PORT-AU-PRINCE (Reuters) - The U.S. State Department on Thursday raised its travel advisory on Haiti to “do not travel” from “reconsider travel” citing risks of crime, civil unrest and kidnapping on the impoverished Caribbean island nation.
Haitians have been struggling with a prolonged economic and political crisis, including weeks of violent protests and a three-month lockdown of shops and other businesses. Violence still flares sporadically. [nL5N2AR8B1]
The new travel advisory puts Haiti on a par with Syria, scarred by a long-running civil war, and China, which is grappling with the coronavirus outbreak that has killed more than 3,200 people worldwide.
“Demonstrations, tire burning, and roadblocks are frequent, unpredictable, and can turn violent,” it said in a statement. “Local police may lack the resources to respond effectively to serious criminal incidents.”
It said violent crime, such as armed robbery and carjackings, was common and kidnapping was widespread in the Western Hemisphere’s poorest nation.

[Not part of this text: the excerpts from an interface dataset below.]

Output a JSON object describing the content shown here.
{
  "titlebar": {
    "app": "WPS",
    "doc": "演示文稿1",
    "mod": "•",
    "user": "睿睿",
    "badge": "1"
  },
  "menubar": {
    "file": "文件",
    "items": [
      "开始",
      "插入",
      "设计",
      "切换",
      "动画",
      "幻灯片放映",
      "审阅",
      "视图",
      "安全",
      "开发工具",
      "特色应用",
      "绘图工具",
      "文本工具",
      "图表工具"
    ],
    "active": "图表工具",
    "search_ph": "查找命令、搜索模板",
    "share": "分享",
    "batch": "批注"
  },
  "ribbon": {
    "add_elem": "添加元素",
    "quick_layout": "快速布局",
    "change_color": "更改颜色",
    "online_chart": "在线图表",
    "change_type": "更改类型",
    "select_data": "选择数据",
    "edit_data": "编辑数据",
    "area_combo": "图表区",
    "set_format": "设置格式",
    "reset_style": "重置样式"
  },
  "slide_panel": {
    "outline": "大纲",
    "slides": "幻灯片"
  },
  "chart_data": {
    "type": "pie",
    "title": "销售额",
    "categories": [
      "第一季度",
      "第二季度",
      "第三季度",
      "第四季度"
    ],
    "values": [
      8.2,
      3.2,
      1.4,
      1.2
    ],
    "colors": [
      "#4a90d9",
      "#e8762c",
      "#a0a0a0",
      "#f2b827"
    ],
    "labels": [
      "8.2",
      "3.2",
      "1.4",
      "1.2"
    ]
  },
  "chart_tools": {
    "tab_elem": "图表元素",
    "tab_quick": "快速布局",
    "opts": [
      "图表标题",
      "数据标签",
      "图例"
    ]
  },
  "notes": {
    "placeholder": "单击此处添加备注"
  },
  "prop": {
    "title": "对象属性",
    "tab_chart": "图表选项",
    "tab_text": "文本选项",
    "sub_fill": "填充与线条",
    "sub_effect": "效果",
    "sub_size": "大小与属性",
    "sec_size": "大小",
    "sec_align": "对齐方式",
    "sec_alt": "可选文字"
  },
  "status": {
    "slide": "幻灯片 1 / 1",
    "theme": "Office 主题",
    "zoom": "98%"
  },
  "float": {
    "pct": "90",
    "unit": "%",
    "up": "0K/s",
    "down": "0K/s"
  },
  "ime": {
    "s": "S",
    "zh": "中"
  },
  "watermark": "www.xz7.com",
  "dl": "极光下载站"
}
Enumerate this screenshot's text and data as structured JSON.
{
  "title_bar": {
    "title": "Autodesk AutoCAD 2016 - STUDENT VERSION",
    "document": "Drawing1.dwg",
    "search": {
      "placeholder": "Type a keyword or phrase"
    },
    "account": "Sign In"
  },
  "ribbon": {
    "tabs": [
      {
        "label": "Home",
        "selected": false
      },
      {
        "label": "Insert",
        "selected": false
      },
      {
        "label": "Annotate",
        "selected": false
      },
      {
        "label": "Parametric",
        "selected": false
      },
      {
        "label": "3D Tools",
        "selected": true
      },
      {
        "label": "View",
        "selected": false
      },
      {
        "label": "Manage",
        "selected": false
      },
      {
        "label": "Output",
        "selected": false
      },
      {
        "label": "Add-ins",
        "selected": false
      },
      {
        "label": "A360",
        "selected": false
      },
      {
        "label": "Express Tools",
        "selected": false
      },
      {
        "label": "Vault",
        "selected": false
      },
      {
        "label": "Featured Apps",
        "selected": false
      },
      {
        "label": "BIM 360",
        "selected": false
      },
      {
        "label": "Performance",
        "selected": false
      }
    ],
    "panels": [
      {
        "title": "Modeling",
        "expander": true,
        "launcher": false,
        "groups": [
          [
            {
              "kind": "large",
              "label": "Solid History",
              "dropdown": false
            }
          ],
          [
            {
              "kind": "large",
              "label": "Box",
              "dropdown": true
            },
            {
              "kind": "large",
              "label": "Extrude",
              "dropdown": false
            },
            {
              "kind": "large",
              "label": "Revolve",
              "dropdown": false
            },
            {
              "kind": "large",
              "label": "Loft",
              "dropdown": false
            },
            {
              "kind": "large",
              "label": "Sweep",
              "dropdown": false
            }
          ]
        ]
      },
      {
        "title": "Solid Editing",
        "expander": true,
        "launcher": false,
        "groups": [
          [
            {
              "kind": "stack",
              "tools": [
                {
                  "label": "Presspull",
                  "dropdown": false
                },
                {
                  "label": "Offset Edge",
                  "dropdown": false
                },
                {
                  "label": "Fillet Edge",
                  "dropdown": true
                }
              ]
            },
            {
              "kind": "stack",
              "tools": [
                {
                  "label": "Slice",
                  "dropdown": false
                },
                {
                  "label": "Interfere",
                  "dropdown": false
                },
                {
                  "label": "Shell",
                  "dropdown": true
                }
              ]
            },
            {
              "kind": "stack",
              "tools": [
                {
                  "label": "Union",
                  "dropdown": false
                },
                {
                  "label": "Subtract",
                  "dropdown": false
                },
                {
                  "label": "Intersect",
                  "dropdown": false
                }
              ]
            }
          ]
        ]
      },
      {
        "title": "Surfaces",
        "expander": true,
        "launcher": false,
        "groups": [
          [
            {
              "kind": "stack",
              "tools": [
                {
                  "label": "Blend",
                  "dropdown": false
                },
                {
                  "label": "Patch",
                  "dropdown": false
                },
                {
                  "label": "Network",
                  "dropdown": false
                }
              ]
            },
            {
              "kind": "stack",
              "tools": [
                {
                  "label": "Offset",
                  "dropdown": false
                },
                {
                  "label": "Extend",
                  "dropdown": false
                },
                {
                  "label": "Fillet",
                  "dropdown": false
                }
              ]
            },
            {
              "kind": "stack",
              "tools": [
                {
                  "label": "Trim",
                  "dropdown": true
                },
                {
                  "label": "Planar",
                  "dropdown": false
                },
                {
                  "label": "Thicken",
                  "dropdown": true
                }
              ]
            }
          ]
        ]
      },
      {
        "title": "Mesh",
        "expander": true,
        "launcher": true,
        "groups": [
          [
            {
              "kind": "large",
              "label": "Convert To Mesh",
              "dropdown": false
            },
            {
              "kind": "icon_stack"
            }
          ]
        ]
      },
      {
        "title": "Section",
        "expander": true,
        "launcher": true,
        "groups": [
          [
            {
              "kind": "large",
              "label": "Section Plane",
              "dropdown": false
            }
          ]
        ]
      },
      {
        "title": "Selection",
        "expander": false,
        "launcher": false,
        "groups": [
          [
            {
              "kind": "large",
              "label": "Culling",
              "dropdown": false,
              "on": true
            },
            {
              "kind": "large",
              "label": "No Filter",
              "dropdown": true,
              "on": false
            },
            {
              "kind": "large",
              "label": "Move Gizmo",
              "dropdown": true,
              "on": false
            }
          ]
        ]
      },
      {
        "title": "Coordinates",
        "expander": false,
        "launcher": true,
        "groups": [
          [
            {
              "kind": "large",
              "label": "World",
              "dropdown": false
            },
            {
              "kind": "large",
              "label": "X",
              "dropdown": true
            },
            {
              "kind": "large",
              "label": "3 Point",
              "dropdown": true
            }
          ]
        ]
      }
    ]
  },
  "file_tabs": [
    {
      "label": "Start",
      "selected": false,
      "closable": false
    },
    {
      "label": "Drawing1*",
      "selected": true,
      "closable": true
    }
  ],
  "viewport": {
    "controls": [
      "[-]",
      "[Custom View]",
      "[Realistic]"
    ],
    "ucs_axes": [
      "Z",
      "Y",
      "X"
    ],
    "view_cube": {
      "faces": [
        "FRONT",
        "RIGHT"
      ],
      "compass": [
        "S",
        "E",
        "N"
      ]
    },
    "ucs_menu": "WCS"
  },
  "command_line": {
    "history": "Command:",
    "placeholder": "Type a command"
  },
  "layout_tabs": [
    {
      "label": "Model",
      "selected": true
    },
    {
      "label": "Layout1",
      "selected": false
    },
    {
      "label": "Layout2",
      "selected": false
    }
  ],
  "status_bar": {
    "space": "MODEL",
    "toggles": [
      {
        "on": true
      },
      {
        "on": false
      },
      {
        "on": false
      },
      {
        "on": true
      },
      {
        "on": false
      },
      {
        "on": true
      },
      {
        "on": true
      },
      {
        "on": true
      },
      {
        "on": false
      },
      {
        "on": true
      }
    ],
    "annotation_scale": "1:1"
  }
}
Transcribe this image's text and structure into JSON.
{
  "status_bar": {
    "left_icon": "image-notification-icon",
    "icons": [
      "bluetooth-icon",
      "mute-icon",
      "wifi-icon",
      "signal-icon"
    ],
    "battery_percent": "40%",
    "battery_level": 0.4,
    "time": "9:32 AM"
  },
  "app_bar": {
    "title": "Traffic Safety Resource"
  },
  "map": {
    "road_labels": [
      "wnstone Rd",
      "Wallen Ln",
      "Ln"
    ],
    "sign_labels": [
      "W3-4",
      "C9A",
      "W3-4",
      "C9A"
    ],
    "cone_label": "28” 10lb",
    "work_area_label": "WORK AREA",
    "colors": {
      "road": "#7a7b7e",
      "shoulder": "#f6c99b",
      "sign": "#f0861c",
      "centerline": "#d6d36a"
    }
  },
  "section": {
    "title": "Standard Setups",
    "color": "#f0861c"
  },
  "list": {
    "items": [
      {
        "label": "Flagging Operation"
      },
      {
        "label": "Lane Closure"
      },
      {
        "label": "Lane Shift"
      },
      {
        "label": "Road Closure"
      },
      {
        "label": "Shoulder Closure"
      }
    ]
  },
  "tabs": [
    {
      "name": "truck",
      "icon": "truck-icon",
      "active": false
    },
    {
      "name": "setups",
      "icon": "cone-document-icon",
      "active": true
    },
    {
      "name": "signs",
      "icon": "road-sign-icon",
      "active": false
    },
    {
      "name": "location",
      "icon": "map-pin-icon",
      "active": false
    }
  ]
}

Haitian Prime Minister Joseph Jouthe promised on Wednesday during his first public appearance since his appointment by presidential decree that he would focus on fighting insecurity and inequality while boosting the economy. [nL1N2AY02W]
Reporting by Andre Paultre; Editing by Stefanie Eschenbacher and Peter Cooney